A Hallowell woman who called herself the “richest old woman in the state of Maine” and was often honored for her diverse achievements, died Saturday at age 93.
Katy Perry, who was at different times a teacher, state worker, radio and television host, author and newspaper columnist, was a constant promoter of the local arts. Deborah Fahy, executive director of the Harlow Gallery, called Perry “a community connector.”
Fahy said Perry would often show up often at the gallery or at Fahy’s home with a new idea to interest locals in the arts, including the gallery and musical acts in the capital area.
“She was a constant presence, either showing her art or promoting the arts and just supporting us with donations,” Fahy said. “She was a key player in the Hallowell community.”
Perry died after a period of “lingering illness,” according to her obituary, and she is survived by three sons, 10 grandchildren, eight great-grandchildren and many friends.
“I’m the richest old woman in the state of Maine,” she told the Kennebec Journal in 2007. “I’m not talking about dollars and cents — because everyone knows I don’t have any sense.”
Perry was born in Millinocket, but moved to central Maine with husband, Bernard, after he returned home from the South Pacific in World War II.
She worked for an Augusta radio station, then served for 20 years as a public relations person in Maine’s human services department. After her husband died in the 1980s, she volunteered for the U.S. Peace Corps at age 65, working for two years in a governmental communications office in Belize.
When Perry returned to Maine, she wrote columns for local newspapers, including the Kennebec Journal, and began writing books, focusing on memoirs and local history. Later, she hosted an Augusta public access television show called “Our Towns.”
Perry was also honored Hallowell’s Citizen of the Year in 2008 and got a lifetime achievement award from the Kennebec Valley Chamber of Commerce in 2009.
Scott Cowger, the co-owner of Maple Hill Farm Inn in Hallowell, said Perry would often drive out to the inn to pay him and his now-husband, Vince Hannan, a visit: “We could have had a pretty stressful day and Katy would show up and it would add a little sunshine to our lives,” Cowger said.
Perry also used the inn to treat her eventual death with a sense of humor: In 2007, Perry held a “pre-demise” party at Maple Hill with friends, featuring a swing band, a comedian, drinks and hors d’oeuvres.
On the postcard that invited people to the party, she wrote, “I want to be around for the fun while I am here. Jokes, music, dancing and nothing fancy!

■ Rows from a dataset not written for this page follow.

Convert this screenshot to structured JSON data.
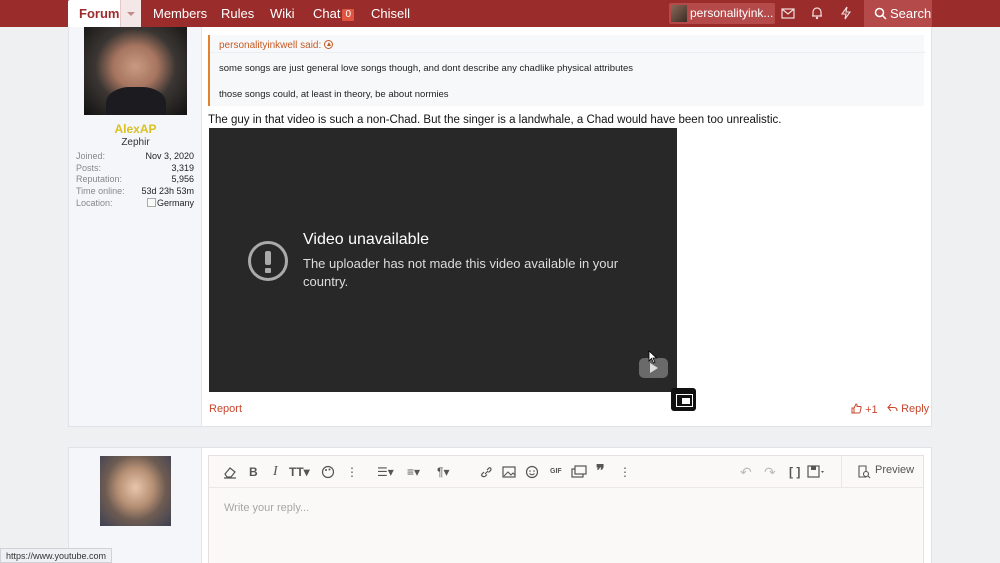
{
  "nav": {
    "tabs": [
      "Forums",
      "Members",
      "Rules",
      "Wiki",
      "Chat",
      "Chisell"
    ],
    "chat_badge": "0",
    "user_name": "personalityink...",
    "search_label": "Search",
    "bg_color": "#9b2c2c"
  },
  "author": {
    "name": "AlexAP",
    "title": "Zephir",
    "stats": [
      {
        "label": "Joined:",
        "value": "Nov 3, 2020"
      },
      {
        "label": "Posts:",
        "value": "3,319"
      },
      {
        "label": "Reputation:",
        "value": "5,956"
      },
      {
        "label": "Time online:",
        "value": "53d 23h 53m"
      },
      {
        "label": "Location:",
        "value": "Germany"
      }
    ]
  },
  "quote": {
    "author_said": "personalityinkwell said:",
    "lines": [
      "some songs are just general love songs though, and dont describe any chadlike physical attributes",
      "those songs could, at least in theory, be about normies"
    ]
  },
  "post": {
    "text": "The guy in that video is such a non-Chad. But the singer is a landwhale, a Chad would have been too unrealistic.",
    "video_title": "Video unavailable",
    "video_message": "The uploader has not made this video available in your country.",
    "report_label": "Report",
    "like_count": "+1",
    "reply_label": "Reply"
  },
  "editor": {
    "placeholder": "Write your reply...",
    "preview_label": "Preview"
  },
  "status_url": "https://www.youtube.com"
}
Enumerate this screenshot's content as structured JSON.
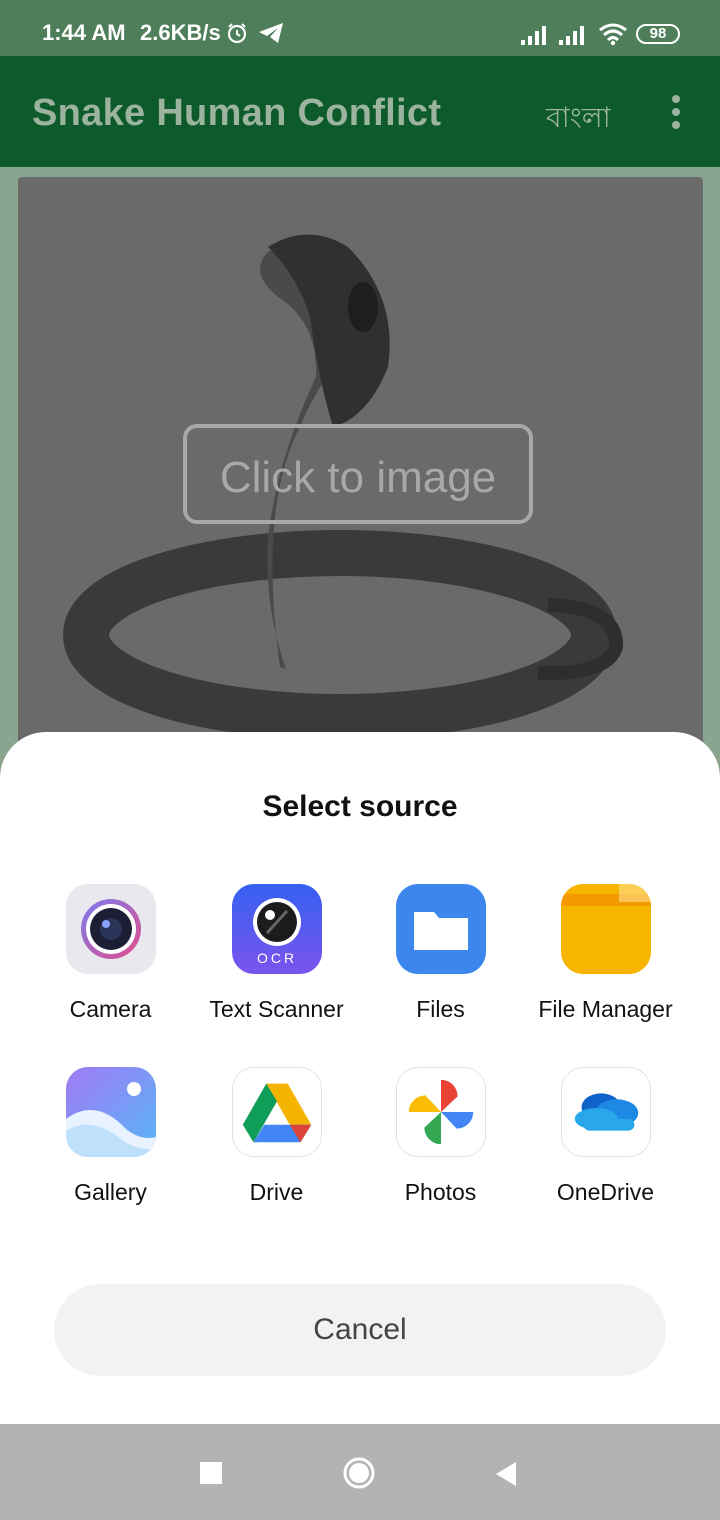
{
  "status_bar": {
    "time": "1:44 AM",
    "speed": "2.6KB/s",
    "battery": "98"
  },
  "app_bar": {
    "title": "Snake Human Conflict",
    "language_button": "বাংলা"
  },
  "main": {
    "image_prompt": "Click to image"
  },
  "sheet": {
    "title": "Select source",
    "apps": [
      {
        "label": "Camera",
        "icon": "camera-icon"
      },
      {
        "label": "Text Scanner",
        "icon": "ocr-scanner-icon"
      },
      {
        "label": "Files",
        "icon": "folder-icon"
      },
      {
        "label": "File Manager",
        "icon": "file-manager-icon"
      },
      {
        "label": "Gallery",
        "icon": "gallery-icon"
      },
      {
        "label": "Drive",
        "icon": "google-drive-icon"
      },
      {
        "label": "Photos",
        "icon": "google-photos-icon"
      },
      {
        "label": "OneDrive",
        "icon": "onedrive-icon"
      }
    ],
    "ocr_text": "OCR",
    "cancel_label": "Cancel"
  },
  "colors": {
    "status_bar": "#4e7f5a",
    "app_bar": "#0d5a2a",
    "sheet": "#ffffff",
    "nav_bar": "#b3b3b3"
  }
}
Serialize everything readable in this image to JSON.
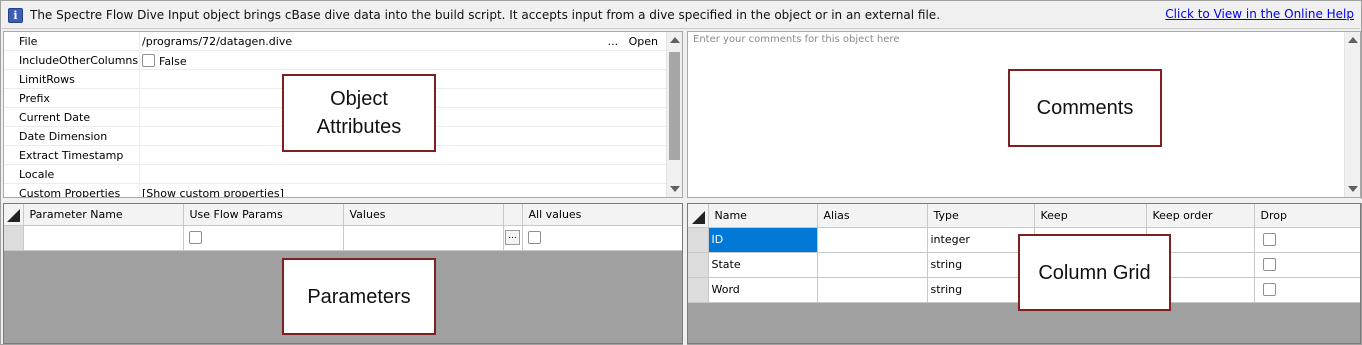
{
  "info_bar": {
    "icon": "info-icon",
    "message": "The Spectre Flow Dive Input object brings cBase dive data into the build script. It accepts input from a dive specified in the object or in an external file.",
    "help_link": "Click to View in the Online Help"
  },
  "properties": [
    {
      "name": "File",
      "value": "/programs/72/datagen.dive",
      "action_ellipsis": "...",
      "action_open": "Open"
    },
    {
      "name": "IncludeOtherColumns",
      "value": "False"
    },
    {
      "name": "LimitRows",
      "value": ""
    },
    {
      "name": "Prefix",
      "value": ""
    },
    {
      "name": "Current Date",
      "value": ""
    },
    {
      "name": "Date Dimension",
      "value": ""
    },
    {
      "name": "Extract Timestamp",
      "value": ""
    },
    {
      "name": "Locale",
      "value": ""
    },
    {
      "name": "Custom Properties",
      "value": "[Show custom properties]"
    }
  ],
  "comments": {
    "placeholder": "Enter your comments for this object here"
  },
  "parameters_grid": {
    "columns": [
      "Parameter Name",
      "Use Flow Params",
      "Values",
      "",
      "All values"
    ],
    "ellipsis": "..."
  },
  "column_grid": {
    "columns": [
      "Name",
      "Alias",
      "Type",
      "Keep",
      "Keep order",
      "Drop"
    ],
    "rows": [
      {
        "name": "ID",
        "alias": "",
        "type": "integer"
      },
      {
        "name": "State",
        "alias": "",
        "type": "string"
      },
      {
        "name": "Word",
        "alias": "",
        "type": "string"
      }
    ]
  },
  "annotations": {
    "object_attributes": "Object Attributes",
    "comments": "Comments",
    "parameters": "Parameters",
    "column_grid": "Column Grid"
  },
  "colors": {
    "selection": "#0078d7",
    "annotation_border": "#7f1f1f",
    "link": "#0000ee"
  }
}
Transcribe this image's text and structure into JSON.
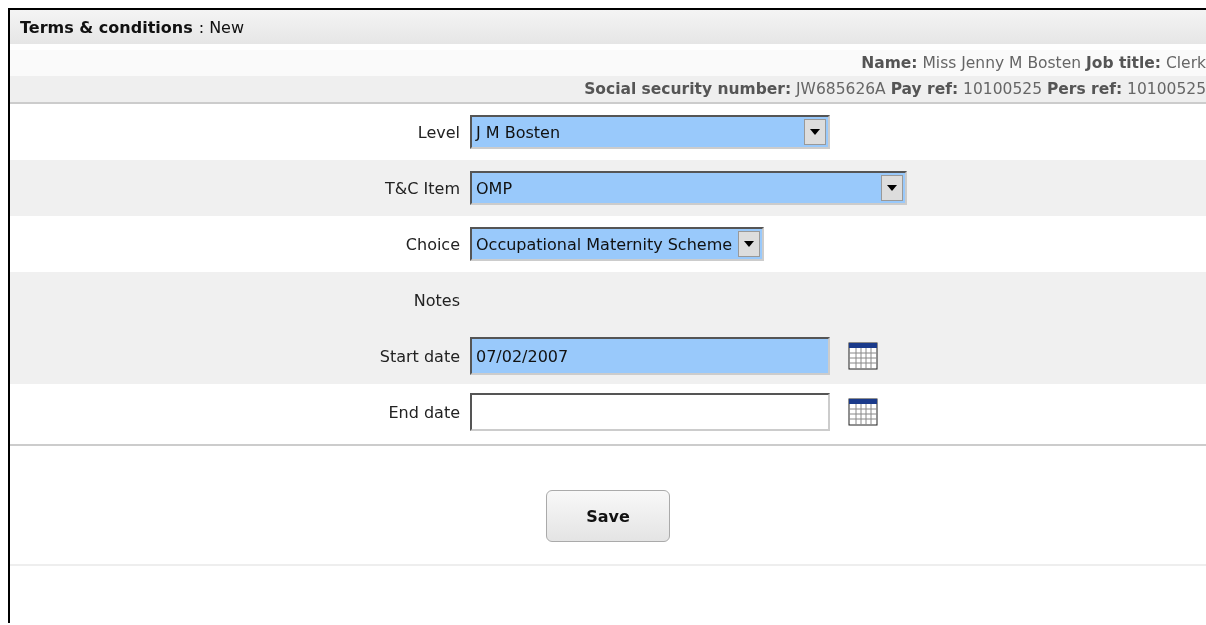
{
  "header": {
    "title": "Terms & conditions",
    "status": ": New"
  },
  "info_lines": [
    "**Name:** Miss Jenny M Bosten **Job title:** Clerk",
    "**Social security number:** JW685626A **Pay ref:** 10100525 **Pers ref:** 10100525"
  ],
  "fields": [
    {
      "kind": "select",
      "label": "Level",
      "value": "J M Bosten",
      "highlighted": true
    },
    {
      "kind": "select",
      "label": "T&C Item",
      "value": "OMP",
      "highlighted": true
    },
    {
      "kind": "select",
      "label": "Choice",
      "value": "Occupational Maternity Scheme",
      "highlighted": true
    },
    {
      "kind": "label",
      "label": "Notes"
    },
    {
      "kind": "date",
      "label": "Start date",
      "value": "07/02/2007",
      "highlighted": true
    },
    {
      "kind": "date",
      "label": "End date",
      "highlighted": false
    }
  ],
  "buttons": [
    "Save"
  ]
}
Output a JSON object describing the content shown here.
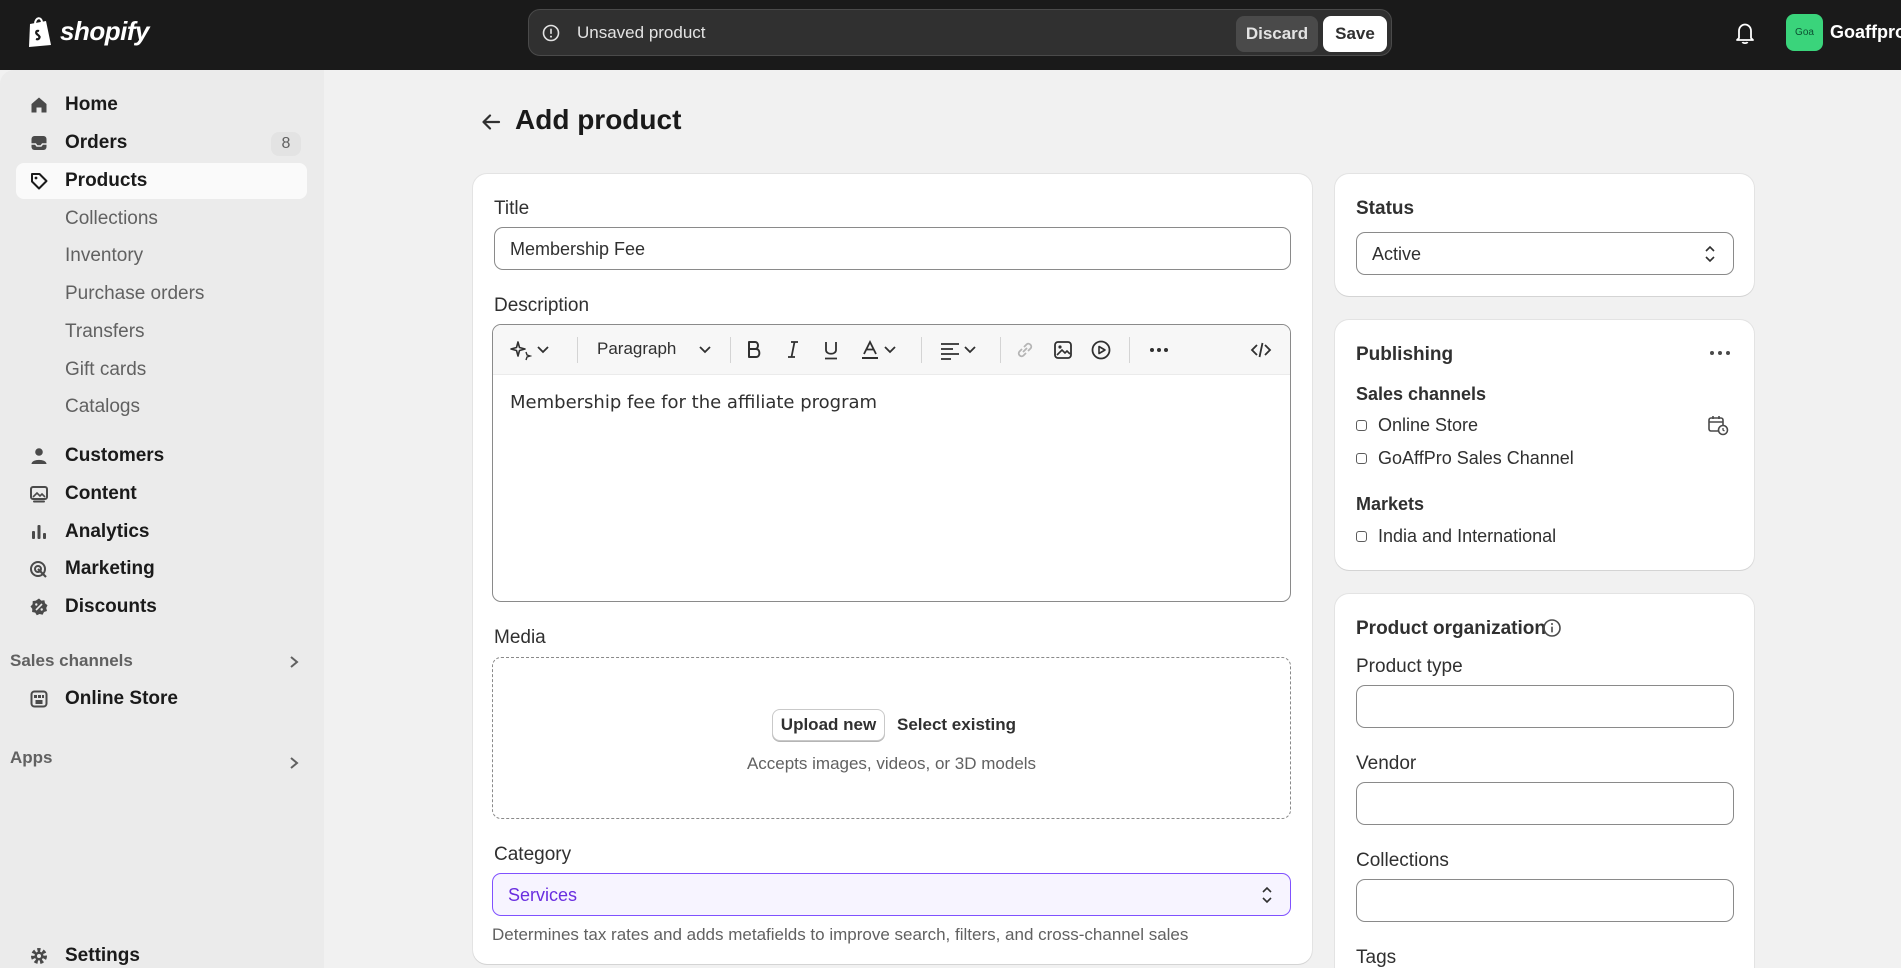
{
  "topbar": {
    "brand": "shopify",
    "unsaved_message": "Unsaved product",
    "discard_label": "Discard",
    "save_label": "Save",
    "avatar_initials": "Goa",
    "store_name": "Goaffpro"
  },
  "sidebar": {
    "home": "Home",
    "orders": "Orders",
    "orders_count": "8",
    "products": "Products",
    "collections": "Collections",
    "inventory": "Inventory",
    "purchase_orders": "Purchase orders",
    "transfers": "Transfers",
    "gift_cards": "Gift cards",
    "catalogs": "Catalogs",
    "customers": "Customers",
    "content": "Content",
    "analytics": "Analytics",
    "marketing": "Marketing",
    "discounts": "Discounts",
    "sales_channels_heading": "Sales channels",
    "online_store": "Online Store",
    "apps_heading": "Apps",
    "settings": "Settings"
  },
  "page": {
    "title": "Add product"
  },
  "product_form": {
    "title_label": "Title",
    "title_value": "Membership Fee",
    "description_label": "Description",
    "paragraph_label": "Paragraph",
    "description_value": "Membership fee for the affiliate program",
    "media_label": "Media",
    "upload_new": "Upload new",
    "select_existing": "Select existing",
    "media_hint": "Accepts images, videos, or 3D models",
    "category_label": "Category",
    "category_value": "Services",
    "category_hint": "Determines tax rates and adds metafields to improve search, filters, and cross-channel sales"
  },
  "status_card": {
    "title": "Status",
    "value": "Active"
  },
  "publishing_card": {
    "title": "Publishing",
    "sales_channels_label": "Sales channels",
    "channels": [
      "Online Store",
      "GoAffPro Sales Channel"
    ],
    "markets_label": "Markets",
    "markets": [
      "India and International"
    ]
  },
  "organization_card": {
    "title": "Product organization",
    "product_type_label": "Product type",
    "vendor_label": "Vendor",
    "collections_label": "Collections",
    "tags_label": "Tags"
  },
  "colors": {
    "topbar_bg": "#1a1a1a",
    "accent_purple": "#8051ff",
    "avatar_green": "#3ad47b"
  }
}
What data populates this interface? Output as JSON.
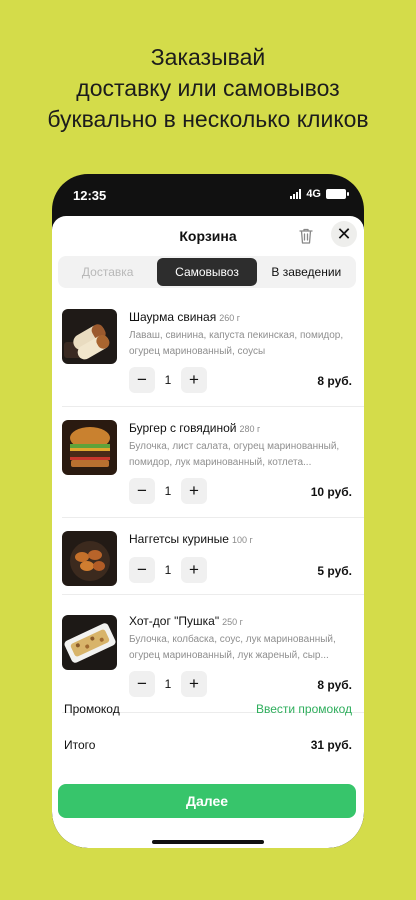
{
  "headline": [
    "Заказывай",
    "доставку или самовывоз",
    "буквально в несколько кликов"
  ],
  "status": {
    "time": "12:35",
    "network": "4G"
  },
  "header": {
    "title": "Корзина"
  },
  "tabs": [
    {
      "label": "Доставка",
      "state": "disabled"
    },
    {
      "label": "Самовывоз",
      "state": "active"
    },
    {
      "label": "В заведении",
      "state": "normal"
    }
  ],
  "items": [
    {
      "name": "Шаурма свиная",
      "weight": "260 г",
      "description": "Лаваш, свинина, капуста пекинская, помидор, огурец маринованный, соусы",
      "qty": "1",
      "price": "8 руб."
    },
    {
      "name": "Бургер с говядиной",
      "weight": "280 г",
      "description": "Булочка, лист салата, огурец маринованный, помидор, лук маринованный, котлета...",
      "qty": "1",
      "price": "10 руб."
    },
    {
      "name": "Наггетсы куриные",
      "weight": "100 г",
      "description": "",
      "qty": "1",
      "price": "5 руб."
    },
    {
      "name": "Хот-дог \"Пушка\"",
      "weight": "250 г",
      "description": "Булочка, колбаска, соус, лук маринованный, огурец маринованный, лук жареный, сыр...",
      "qty": "1",
      "price": "8 руб."
    }
  ],
  "promo": {
    "label": "Промокод",
    "link": "Ввести промокод"
  },
  "total": {
    "label": "Итого",
    "value": "31 руб."
  },
  "next_button": "Далее",
  "colors": {
    "background": "#d4dc4a",
    "accent": "#37c56b",
    "link": "#2eae5c"
  }
}
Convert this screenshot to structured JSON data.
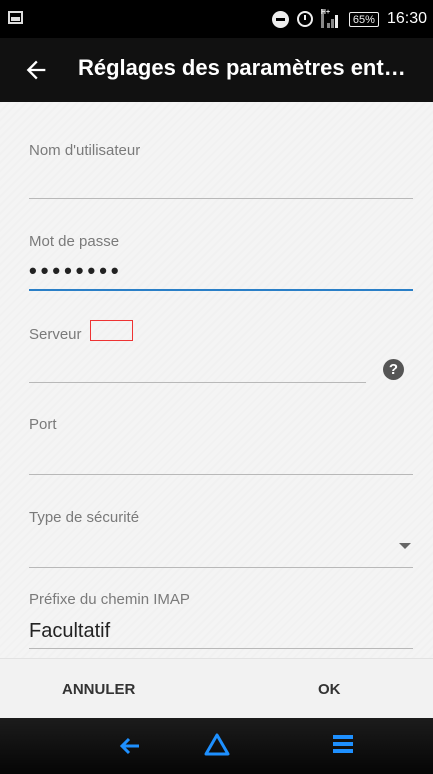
{
  "statusbar": {
    "network": "H+",
    "battery": "65%",
    "time": "16:30"
  },
  "appbar": {
    "title": "Réglages des paramètres ent…",
    "back_icon": "arrow-left-icon"
  },
  "form": {
    "username_label": "Nom d'utilisateur",
    "username_value": "",
    "password_label": "Mot de passe",
    "password_value": "••••••••",
    "server_label": "Serveur",
    "server_value": "",
    "help_glyph": "?",
    "port_label": "Port",
    "port_value": "",
    "security_label": "Type de sécurité",
    "security_value": "",
    "prefix_label": "Préfixe du chemin IMAP",
    "prefix_placeholder": "Facultatif"
  },
  "actions": {
    "cancel_label": "ANNULER",
    "ok_label": "OK"
  },
  "navbar": {
    "back_icon": "nav-back-icon",
    "home_icon": "home-icon",
    "menu_icon": "menu-icon",
    "accent_color": "#1e90ff"
  }
}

“Help me get ready for the next show. Whenever. Wherever.”
A celebration of Perry’s life will be held at 1 p.m. Sept. 7 at Maple Hill Farm Inn.
Michael Shepherd — 370-7652